School farm: From a young age I have always loved animals and wanted to work with them, but I never thought about farming until I started secondary school.
This is where everything changed for me.
At Bebington High School we have a school farm where we keep sheep, pigs, chickens, ducks, goats, turkeys and our own sheep dog called Lief.
The farm is fully functional and we sell our meat from sheep and pigs to students and teachers at school, as well as to hotels in Port Sunlight and a butcher in New Ferry.
When we first start at the farm we are told how the animals we raise are sent off to slaughter, but we fully understand this is what happens on a working farm.
Study: Anyone from Year 7 to Year 13 can join the farm and help.
From Year 9 onwards, students can study an animal care BTEC and in Year 12 we can choose to study animal management too.
The unit is partnered with Claremont Farm where we keep some of our Woodland pigs.
We keep Hampshire Downs as they are a hardy breed and some are used as terminal sires too.
Experience: Every year we enter our animals into the Cheshire County Show where we win rosettes and prizes.
I now have two rosettes hanging on my wall, one for a young handler class in goats and the other for a young handler class in sheep, and I hope to add a lot more in time.
Not coming from a farming background, the school farm has really helped in getting me interested in agriculture and my aim to be a shepherdess.
Wanting to get as much experience as possible, I also work at a dairy farm in Brimstage, the Wirral, where farmer Donald Tyson owns more than 162-hectares (400-acres) of land with about 300 cattle.
Working there has been really interesting as you get to see how different farmers do things.
The days are long and there is lots of work to do, including setting up electric fences and feeding the cows. We also helped tag the newly born calves and helped farmers give straw to horses.
In the future I want to be a shepherdess, but getting as much experience as possible is key.

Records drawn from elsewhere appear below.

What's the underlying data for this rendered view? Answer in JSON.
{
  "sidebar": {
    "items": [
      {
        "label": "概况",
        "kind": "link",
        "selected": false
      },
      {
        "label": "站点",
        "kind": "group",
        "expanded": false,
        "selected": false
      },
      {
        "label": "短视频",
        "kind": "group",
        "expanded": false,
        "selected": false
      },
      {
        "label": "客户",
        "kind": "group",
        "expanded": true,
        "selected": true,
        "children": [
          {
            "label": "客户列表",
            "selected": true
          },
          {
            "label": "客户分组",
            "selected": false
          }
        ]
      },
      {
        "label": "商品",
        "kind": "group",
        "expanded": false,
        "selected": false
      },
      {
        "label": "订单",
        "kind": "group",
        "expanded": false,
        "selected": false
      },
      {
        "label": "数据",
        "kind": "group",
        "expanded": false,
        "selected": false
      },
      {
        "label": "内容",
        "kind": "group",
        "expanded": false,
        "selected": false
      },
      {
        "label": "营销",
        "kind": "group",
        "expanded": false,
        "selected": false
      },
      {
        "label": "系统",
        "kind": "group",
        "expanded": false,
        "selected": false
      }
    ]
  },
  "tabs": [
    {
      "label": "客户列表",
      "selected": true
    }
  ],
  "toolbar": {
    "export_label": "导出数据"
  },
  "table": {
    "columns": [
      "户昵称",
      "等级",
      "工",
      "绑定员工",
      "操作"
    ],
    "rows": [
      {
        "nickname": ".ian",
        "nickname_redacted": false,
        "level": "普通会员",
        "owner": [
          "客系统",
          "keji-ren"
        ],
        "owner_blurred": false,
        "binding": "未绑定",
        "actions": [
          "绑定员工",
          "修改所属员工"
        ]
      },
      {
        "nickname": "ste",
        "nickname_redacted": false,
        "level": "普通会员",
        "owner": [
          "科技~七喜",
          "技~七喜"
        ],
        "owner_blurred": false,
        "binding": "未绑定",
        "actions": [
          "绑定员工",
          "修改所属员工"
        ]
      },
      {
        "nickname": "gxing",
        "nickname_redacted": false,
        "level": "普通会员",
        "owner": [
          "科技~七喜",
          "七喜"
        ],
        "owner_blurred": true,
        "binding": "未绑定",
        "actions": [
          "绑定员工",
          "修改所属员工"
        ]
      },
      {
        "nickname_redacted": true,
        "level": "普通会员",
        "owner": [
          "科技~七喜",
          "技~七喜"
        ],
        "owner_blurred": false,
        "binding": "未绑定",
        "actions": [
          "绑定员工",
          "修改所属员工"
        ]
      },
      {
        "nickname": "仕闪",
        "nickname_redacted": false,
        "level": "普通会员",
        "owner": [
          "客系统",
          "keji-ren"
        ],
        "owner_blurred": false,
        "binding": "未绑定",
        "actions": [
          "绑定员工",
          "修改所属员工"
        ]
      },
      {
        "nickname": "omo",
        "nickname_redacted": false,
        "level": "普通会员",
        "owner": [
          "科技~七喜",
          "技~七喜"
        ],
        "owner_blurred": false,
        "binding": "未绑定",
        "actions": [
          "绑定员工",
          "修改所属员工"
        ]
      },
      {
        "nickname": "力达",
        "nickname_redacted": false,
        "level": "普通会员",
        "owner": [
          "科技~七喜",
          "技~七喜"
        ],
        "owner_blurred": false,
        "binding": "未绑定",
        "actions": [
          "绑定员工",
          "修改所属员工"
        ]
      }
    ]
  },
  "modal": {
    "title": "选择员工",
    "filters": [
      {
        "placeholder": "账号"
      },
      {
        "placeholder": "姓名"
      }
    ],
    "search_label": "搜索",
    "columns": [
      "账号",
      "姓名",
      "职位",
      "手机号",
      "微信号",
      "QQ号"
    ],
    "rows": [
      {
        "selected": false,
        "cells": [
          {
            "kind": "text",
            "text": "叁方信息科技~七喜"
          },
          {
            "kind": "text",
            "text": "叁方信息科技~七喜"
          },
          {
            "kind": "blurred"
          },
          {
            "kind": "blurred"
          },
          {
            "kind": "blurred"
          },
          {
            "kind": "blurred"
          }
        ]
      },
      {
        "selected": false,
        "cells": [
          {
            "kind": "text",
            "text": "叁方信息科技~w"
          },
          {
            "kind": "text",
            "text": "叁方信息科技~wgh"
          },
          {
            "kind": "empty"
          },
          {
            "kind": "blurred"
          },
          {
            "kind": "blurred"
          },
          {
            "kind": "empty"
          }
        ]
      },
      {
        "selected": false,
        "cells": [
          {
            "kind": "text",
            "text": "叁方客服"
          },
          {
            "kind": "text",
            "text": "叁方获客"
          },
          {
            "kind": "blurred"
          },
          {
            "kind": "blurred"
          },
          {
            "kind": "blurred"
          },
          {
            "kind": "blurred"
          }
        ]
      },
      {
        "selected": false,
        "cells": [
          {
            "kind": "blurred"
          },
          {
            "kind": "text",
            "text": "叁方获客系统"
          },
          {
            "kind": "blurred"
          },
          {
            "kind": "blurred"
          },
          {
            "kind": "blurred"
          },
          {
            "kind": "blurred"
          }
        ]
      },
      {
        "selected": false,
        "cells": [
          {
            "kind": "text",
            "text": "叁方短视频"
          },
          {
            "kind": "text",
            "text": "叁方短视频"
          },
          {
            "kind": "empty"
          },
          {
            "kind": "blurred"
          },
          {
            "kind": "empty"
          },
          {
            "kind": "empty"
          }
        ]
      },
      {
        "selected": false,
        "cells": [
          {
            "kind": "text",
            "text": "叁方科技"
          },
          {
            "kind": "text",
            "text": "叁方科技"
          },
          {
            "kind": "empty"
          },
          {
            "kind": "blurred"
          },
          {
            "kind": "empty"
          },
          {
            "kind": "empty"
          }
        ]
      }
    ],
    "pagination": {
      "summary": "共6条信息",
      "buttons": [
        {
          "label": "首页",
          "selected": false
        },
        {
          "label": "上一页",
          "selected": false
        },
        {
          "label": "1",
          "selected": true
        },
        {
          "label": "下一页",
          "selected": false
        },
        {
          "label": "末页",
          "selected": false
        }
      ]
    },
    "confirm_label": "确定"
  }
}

I think we need to get more young people into farming as we will need to carry on the farming tradition for many years to come.